To spot cloned journals, scientists need help

The rise of so-called clone journals has replaced standard predatory journals as the latest moral peril facing researchers desperate to have their research published.

Cloned – or “hijacked” – journals mimic details of legitimate journals, such as their International Standard Serial Number (ISSN), title and – as closely as possible – domain names. They charge authors a fee of up to $1,000 (£728) to publish, but do no peer review or editing.

In Pakistan alone, more than 150 research papers, submitted by around 400 researchers, are reported have been published in a cloned journal since 2019. That is 400 articles whose reputation is now tarnished by their association with fraud.

Last year, a German researcher discovered that nearly 400 articles from three pirated journals Featured in the World Health Organization’s Official Covid-19 Article Library, including 70 Indian articles.

Whose fault is it – other than the fraudsters? Many observers might be inclined to blame authors for not verifying the authenticity of the reviews they submit – perhaps suspecting them of deliberately turning a blind eye to their authenticity. But it’s not easy to tell a cloned journal from a real one, and the tools that exist to help people are far from perfect.

In Pakistan, the regulatory body Higher Education Commission (HEC) stipulates the policies regarding how and where scholars should publish. Its online database, the HEC Journal Recognition System (HJRS), lists all the journals recognized by the commission, organized by subject. Researchers in Pakistan regularly use it to find relevant journals to target for article submission.

The HJRS gives them details of the journal, such as its ISSN, publisher, and country of origin. But, above all, it does not give the URL of the log.
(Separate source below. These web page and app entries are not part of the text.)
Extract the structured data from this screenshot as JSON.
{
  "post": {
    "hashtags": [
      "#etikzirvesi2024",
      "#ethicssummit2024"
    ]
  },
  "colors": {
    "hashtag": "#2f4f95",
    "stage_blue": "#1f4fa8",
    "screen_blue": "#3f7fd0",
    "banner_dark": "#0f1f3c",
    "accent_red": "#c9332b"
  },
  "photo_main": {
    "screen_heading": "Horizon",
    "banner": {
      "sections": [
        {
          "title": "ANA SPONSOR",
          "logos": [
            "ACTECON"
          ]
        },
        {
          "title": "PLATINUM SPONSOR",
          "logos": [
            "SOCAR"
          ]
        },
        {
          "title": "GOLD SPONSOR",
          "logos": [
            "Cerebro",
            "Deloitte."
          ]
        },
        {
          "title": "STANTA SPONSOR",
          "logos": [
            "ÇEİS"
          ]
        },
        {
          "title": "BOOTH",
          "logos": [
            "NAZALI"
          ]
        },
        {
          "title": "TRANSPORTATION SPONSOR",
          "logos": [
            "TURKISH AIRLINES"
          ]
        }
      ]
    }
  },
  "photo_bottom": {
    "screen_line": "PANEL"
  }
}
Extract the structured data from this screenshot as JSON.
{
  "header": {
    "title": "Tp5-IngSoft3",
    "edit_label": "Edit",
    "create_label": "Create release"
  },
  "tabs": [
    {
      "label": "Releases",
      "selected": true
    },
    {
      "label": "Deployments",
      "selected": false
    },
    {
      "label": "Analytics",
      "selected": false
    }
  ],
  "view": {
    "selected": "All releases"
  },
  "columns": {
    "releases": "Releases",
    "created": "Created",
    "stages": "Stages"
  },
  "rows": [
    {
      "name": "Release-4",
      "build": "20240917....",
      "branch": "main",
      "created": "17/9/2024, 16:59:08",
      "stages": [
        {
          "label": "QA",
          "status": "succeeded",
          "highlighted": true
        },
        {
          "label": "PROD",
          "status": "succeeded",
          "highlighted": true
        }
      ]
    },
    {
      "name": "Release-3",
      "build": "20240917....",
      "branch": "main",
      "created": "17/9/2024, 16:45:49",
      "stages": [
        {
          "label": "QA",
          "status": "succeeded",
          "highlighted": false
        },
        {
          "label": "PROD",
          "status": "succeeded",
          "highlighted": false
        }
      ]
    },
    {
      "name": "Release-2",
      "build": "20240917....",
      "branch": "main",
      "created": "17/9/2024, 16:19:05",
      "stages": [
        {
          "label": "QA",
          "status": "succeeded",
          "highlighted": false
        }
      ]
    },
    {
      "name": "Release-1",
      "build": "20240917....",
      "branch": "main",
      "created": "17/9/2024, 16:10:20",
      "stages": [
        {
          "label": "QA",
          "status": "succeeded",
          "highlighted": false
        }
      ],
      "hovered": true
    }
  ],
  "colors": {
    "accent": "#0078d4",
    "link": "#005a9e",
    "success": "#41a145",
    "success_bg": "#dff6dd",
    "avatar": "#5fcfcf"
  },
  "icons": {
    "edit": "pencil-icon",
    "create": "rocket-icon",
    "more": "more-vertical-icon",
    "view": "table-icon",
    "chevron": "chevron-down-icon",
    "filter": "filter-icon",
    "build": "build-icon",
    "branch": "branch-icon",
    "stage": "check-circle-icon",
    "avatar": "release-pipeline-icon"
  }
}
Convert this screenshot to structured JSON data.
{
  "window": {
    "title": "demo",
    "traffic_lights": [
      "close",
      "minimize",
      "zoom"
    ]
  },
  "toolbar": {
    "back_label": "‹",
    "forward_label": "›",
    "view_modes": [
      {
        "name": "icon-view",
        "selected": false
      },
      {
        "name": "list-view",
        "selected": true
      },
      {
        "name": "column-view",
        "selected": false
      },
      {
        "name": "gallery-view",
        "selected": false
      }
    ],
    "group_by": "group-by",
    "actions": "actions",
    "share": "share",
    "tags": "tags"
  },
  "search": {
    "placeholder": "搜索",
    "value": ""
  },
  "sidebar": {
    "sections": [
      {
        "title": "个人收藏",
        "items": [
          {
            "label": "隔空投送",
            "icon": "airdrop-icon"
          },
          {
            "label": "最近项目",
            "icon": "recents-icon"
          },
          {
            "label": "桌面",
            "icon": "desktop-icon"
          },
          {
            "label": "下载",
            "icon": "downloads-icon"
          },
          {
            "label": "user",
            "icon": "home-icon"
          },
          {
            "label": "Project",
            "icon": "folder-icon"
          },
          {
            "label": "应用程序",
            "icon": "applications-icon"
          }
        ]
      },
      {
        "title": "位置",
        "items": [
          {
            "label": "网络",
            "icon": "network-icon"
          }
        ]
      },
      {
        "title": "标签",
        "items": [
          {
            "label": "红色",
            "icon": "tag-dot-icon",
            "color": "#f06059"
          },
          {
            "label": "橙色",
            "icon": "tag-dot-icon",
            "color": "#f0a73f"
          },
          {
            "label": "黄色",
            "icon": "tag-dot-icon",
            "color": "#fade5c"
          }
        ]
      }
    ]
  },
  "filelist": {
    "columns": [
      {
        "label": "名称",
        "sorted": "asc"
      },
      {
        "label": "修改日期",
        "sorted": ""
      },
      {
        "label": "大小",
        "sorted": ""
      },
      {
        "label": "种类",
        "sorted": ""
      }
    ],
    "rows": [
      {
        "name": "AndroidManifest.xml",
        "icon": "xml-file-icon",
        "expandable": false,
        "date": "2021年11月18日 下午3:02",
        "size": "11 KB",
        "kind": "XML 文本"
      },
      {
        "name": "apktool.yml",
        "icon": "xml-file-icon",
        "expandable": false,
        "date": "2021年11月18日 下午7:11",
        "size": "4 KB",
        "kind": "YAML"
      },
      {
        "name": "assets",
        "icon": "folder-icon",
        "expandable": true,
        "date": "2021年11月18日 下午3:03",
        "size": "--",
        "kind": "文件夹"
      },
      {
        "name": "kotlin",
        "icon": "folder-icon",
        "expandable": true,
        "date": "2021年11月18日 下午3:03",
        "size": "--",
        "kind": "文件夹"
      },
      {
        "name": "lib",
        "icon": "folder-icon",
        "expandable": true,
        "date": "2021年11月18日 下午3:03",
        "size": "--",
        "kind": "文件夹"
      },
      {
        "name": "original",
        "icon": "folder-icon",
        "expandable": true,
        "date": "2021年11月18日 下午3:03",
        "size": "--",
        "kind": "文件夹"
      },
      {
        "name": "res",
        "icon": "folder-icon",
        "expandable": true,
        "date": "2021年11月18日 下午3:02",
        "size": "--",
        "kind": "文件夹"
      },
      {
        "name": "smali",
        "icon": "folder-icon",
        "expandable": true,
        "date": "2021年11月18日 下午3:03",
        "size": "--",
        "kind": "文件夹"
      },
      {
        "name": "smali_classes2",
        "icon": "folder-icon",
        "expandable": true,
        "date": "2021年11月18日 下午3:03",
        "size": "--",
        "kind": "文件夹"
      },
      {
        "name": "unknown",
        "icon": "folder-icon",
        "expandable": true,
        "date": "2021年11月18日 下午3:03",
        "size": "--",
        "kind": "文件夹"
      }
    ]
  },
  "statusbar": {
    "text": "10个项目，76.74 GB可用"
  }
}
It also states whether they are listed in Scopus and Web of Science, but even these international bibliographic databases do not always link to the journal’s home page, nor do they warn researchers to beware of a cloned journal. They may even inadvertently list the wrong URLs themselves.

In the absence of an authoritative source, searchers are reduced to using Google – but Google search results do not distinguish between real reviews and their clones, and sometimes their page rank is similar.

One solution might be to train researchers to determine if a journal is authentic. But it’s not that easy. Clones are called clones because they look very similar to the real journal, even though the members of the editorial board are the same.

A much better solution would be for the HEC itself to put the correct link to each journal at the bottom of its HJRS page. The HEC is said to be developing a new policy on the selection of journals and the publication of research studies; maybe the log url checking process could be written there.

However, adapting the HJRS to its purpose will be a big job, as it suffers from various flaws. For example, for some journals, it lists different countries of origin than those listed by Scopus and Web of Science. Many journals indexed by the HJRS do not appear on any of these databases. And in some cases, only one ISSN is listed; journals are supposed to have an ISSN for their print version and another for their electronic version. For young researchers like me, all of this is extremely confusing.

Such flaws in the HJRS generate skepticism and cynicism. Some scholars in Pakistan suggest that it is run by non-academics who know little about the journal landscape. Others speculate on more harmful practices. But whatever the reason, these flaws must be corrected as soon as possible. First and foremost, the HJRS must provide the legitimate homepage link of each journal, and it must begin a subject-by-subject list of cloned journals to monitor, identifying both original and fake websites.

Pakistani scholars can only be saved from the prey of cloned and bogus journals if they have the tools to distinguish them from reality.

Rameez Mahesar is a MPhil scholar in mass commonto Shah Abdul Latif University of Khairpur, Pakistan. He is a member of the editorial board of a Russian research journal, Bulletin of Science and Practice.